I Had Money in the Bank

As I tell readers and clients, having an emergency savings account is super important for financial stability. It’s your safety net if anything happens to you. It allows you to pay your bills and keep the lights on. I’ve prioritized this savings account for the last several years, and now have enough saved to pay my half of the mortgage for 2 years. Assuming I would make no money with my business this year, I would still have enough to pay all my bills. I also have an emergency savings account for my business. I didn’t pay myself from my business income at all up until now. That means I have money saved to cover my business expenses for quite some time.
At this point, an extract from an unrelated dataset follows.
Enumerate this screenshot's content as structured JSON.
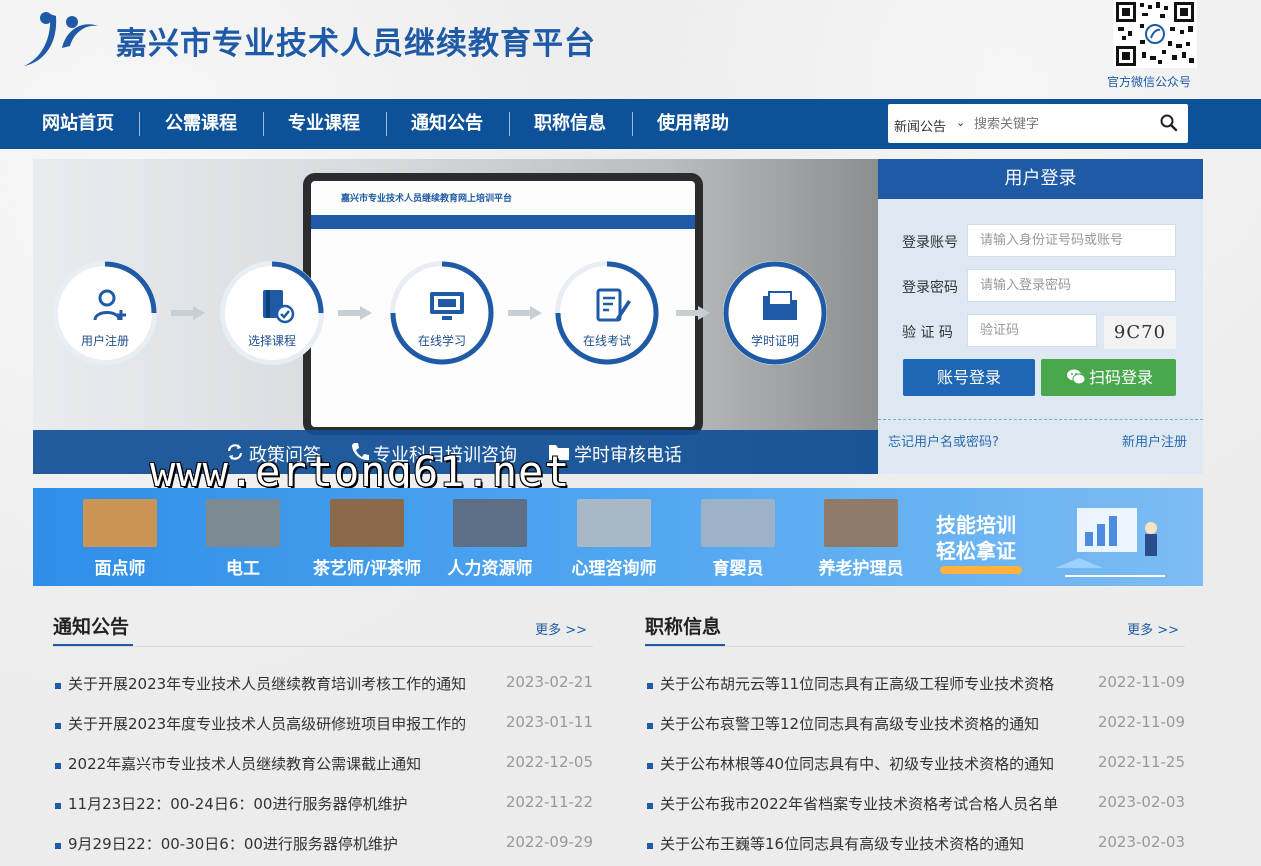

It will also allow me to attend conferences and take advantage of other professional development opportunities.

I Have a Supportive Partner

Now that I own a house and have a mortgage, I don’t think I’d be able to take this risk without my fiance, Dan. He’s always been incredibly supportive of my business - he designed my brand and built my website! But now, he is shifting his position to also be financially supportive. We’ve decided to do our best to live off of his salary only this year. Any money I bring in will go directly to our wedding savings and savings for other goals (like getting a corgi).

Now, I’m incredibly grateful and privileged to have a partner who is willing and earns enough money to support us both. However, as both a feminist and a financial coach, it makes me pretty uneasy to be relying on my partner financially! This is one of the things I often warn women against! However, I do trust Dan, and I’m confident that we’ll hit our spending and savings goals this year. We had to have many uncomfortable conversations to get to this point and make sure we’re ready for this big change. To stay comfortable and confident, we’ll have to continue to be as transparent as possible about money and how we are feeling.

It was really hard to take this leap. I am a risk-averse person at heart, so the safest thing was to keep the day job and keep side hustling. But I was sick of playing it safe. I wanted to see what I was capable of without a safety net. So here I am! I’m almost a month into being a full-time entrepreneur and haven’t regretting my decision yet. I’m excited to see what this year brings me.

Are you thinking of quitting your job? Do you want to start your own business? Share your story in the comments!